Still, I am a realist. I am not of the belief that one day a magic wand will be waved over state and the national capitals, that politicians will come to their senses and amazingly we will have UBI. Big change does not work that way unless something gets blown up (Think Pearl Harbor and 9/11). I am of the thinking that when it comes to large-scale change, the best thing to do is focus on one thing. For me, that one thing is to eliminate the “payback” clause in unemployment benefit policy.
Given that many, if not most, jobs will be automated before the end of the century, the notion that unemployment is a benefit that tides us over until the next job comes along is outdated. There might not be any next job. Rather, unemployment might be a time to reinvent ourselves. Reinvention means using the unemployment benefit as a baseline of income upon which we can build more income. We should not be penalized for making money on top of the unemployment benefit. Rather, the benefit needs to be a subsidy from which greater income grows. Once a livable level of income is achieved and a trajectory of reliable, personal revenue is established, we can revisit the size and limit of the benefit allowance. Until that time, the allowance remains in place.
Think of eliminating the “payback” clause as training wheels for full UBI. Removing the ““payback” clause in unemployment benefit policy is a concrete first step to having realistic policies about labor and income in the Age of Full Automation. The legislative debate and public education that will happen in the course of eliminating the “payback” clause of unemployment insurance will put Universal Basic Income on the social and political agenda.
UBI is not the stuff of fantasy. It is already has an experimental implementation is Finland. The National Digital Council of France recommends testing UBI. UBI exists in a modest way in the United States in the form of the Alaska Permanent Fund.

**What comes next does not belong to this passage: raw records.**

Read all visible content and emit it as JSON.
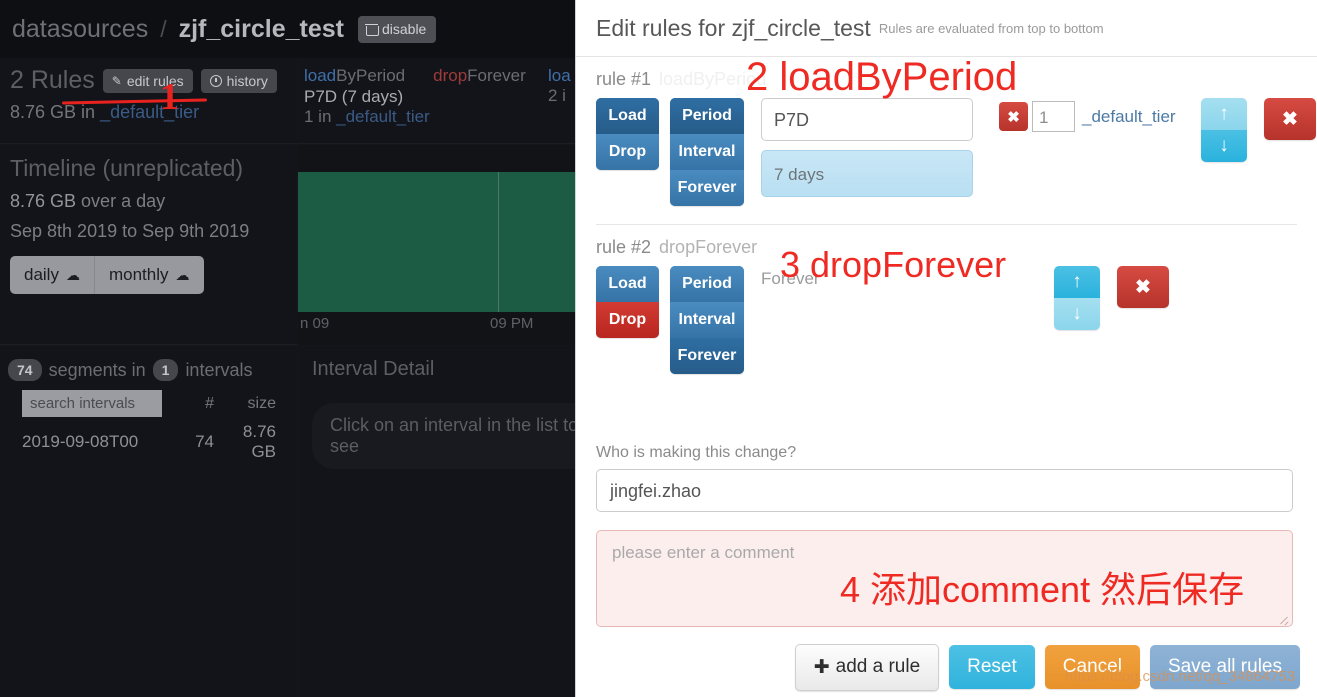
{
  "background": {
    "breadcrumb": {
      "root": "datasources",
      "separator": "/",
      "datasource": "zjf_circle_test",
      "disable_label": "disable"
    },
    "rules_panel": {
      "title": "2 Rules",
      "edit_rules_label": "edit rules",
      "history_label": "history",
      "size": "8.76 GB",
      "in_word": " in ",
      "tier": "_default_tier"
    },
    "rules_strip": {
      "rule1_prefix": "load",
      "rule1_suffix": "ByPeriod",
      "rule1_period": "P7D (7 days)",
      "rule1_count": "1 in ",
      "rule1_tier": "_default_tier",
      "rule2_prefix": "drop",
      "rule2_suffix": "Forever",
      "rule3_prefix": "loa",
      "rule3_count": "2 i"
    },
    "timeline": {
      "title": "Timeline (unreplicated)",
      "size": "8.76 GB",
      "over": " over a day",
      "range": "Sep 8th 2019 to Sep 9th 2019",
      "daily_label": "daily",
      "monthly_label": "monthly"
    },
    "chart": {
      "axis_left": "n 09",
      "axis_right": "09 PM"
    },
    "segments": {
      "count_badge": "74",
      "mid_text": "segments in",
      "intervals_badge": "1",
      "intervals_text": "intervals",
      "search_placeholder": "search intervals",
      "col_num": "#",
      "col_size": "size",
      "row_date": "2019-09-08T00",
      "row_num": "74",
      "row_size": "8.76 GB"
    },
    "interval_detail": {
      "title": "Interval Detail",
      "hint": "Click on an interval in the list to see"
    }
  },
  "modal": {
    "header": {
      "title": "Edit rules for zjf_circle_test",
      "subtitle": "Rules are evaluated from top to bottom"
    },
    "rules": [
      {
        "label": "rule #1",
        "ghost_label": "loadByPeriod",
        "load_label": "Load",
        "drop_label": "Drop",
        "period_label": "Period",
        "interval_label": "Interval",
        "forever_label": "Forever",
        "period_value": "P7D",
        "period_human": "7 days",
        "tier_remove_label": "✖",
        "tier_replicants": "1",
        "tier_name": "_default_tier",
        "up_label": "↑",
        "down_label": "↓",
        "delete_label": "✖"
      },
      {
        "label": "rule #2",
        "ghost_label": "dropForever",
        "load_label": "Load",
        "drop_label": "Drop",
        "period_label": "Period",
        "interval_label": "Interval",
        "forever_label": "Forever",
        "forever_text": "Forever",
        "up_label": "↑",
        "down_label": "↓",
        "delete_label": "✖"
      }
    ],
    "form": {
      "who_label": "Who is making this change?",
      "who_value": "jingfei.zhao",
      "comment_placeholder": "please enter a comment"
    },
    "footer": {
      "add_rule_label": "add a rule",
      "add_rule_icon": "✚",
      "reset_label": "Reset",
      "cancel_label": "Cancel",
      "save_label": "Save all rules"
    }
  },
  "annotations": {
    "one": "1",
    "two": "2 loadByPeriod",
    "three": "3 dropForever",
    "four": "4 添加comment  然后保存",
    "watermark": "https://blog.csdn.net/qq_34864753"
  },
  "colors": {
    "accent_blue": "#3b79ad",
    "danger_red": "#b6332b",
    "cyan": "#29b2dd",
    "orange": "#e8912a",
    "annotation_red": "#ee2a23",
    "chart_green": "#1d5c44"
  }
}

As I mentioned in the previous article, using automation to replace human labor is nothing new. But, what is new is the rate at which the human labor is being replaced. If we do not start implementing concrete ways to address the long-term ramifications that result from the ongoing elimination of human labor from the commercial landscape, the storming of the Bastille in 1789, the bread riots of 1863 in the southern United States and the removal of the Bonus Army from Washington, D.C., in 1932 will look like a warmup act for what might very well transpire. Removing the “payback” clause from current unemployment benefit policy is but a small step toward addressing the issue at hand. However, put a lot of small, achievable steps together and after a while you’ve made significant progress solving a big problem.
So here is something we can do.
Take 15 minutes out of your day to copy the following and send it to your local and state representatives as well as your representative in Congress:
Dear Representative _____________
Please initiate legislation immediately to remove the practice of deducting money earned while receiving unemployment benefits from a recipient’s payment. Also, make it so that unemployment benefits are no longer taxable income.
As automated labor continues to do more jobs formerly done by humans, unemployment insurance benefits need to be adjusted in favor of empowering unemployed workers to participate in the modern economy, not penalizing them for using any and all available resources to improve their condition.
YOUR NAME HERE
The problem of automation replacing human employment is real and it’s not going away. The 15 minutes you spend will be well worth the time invested.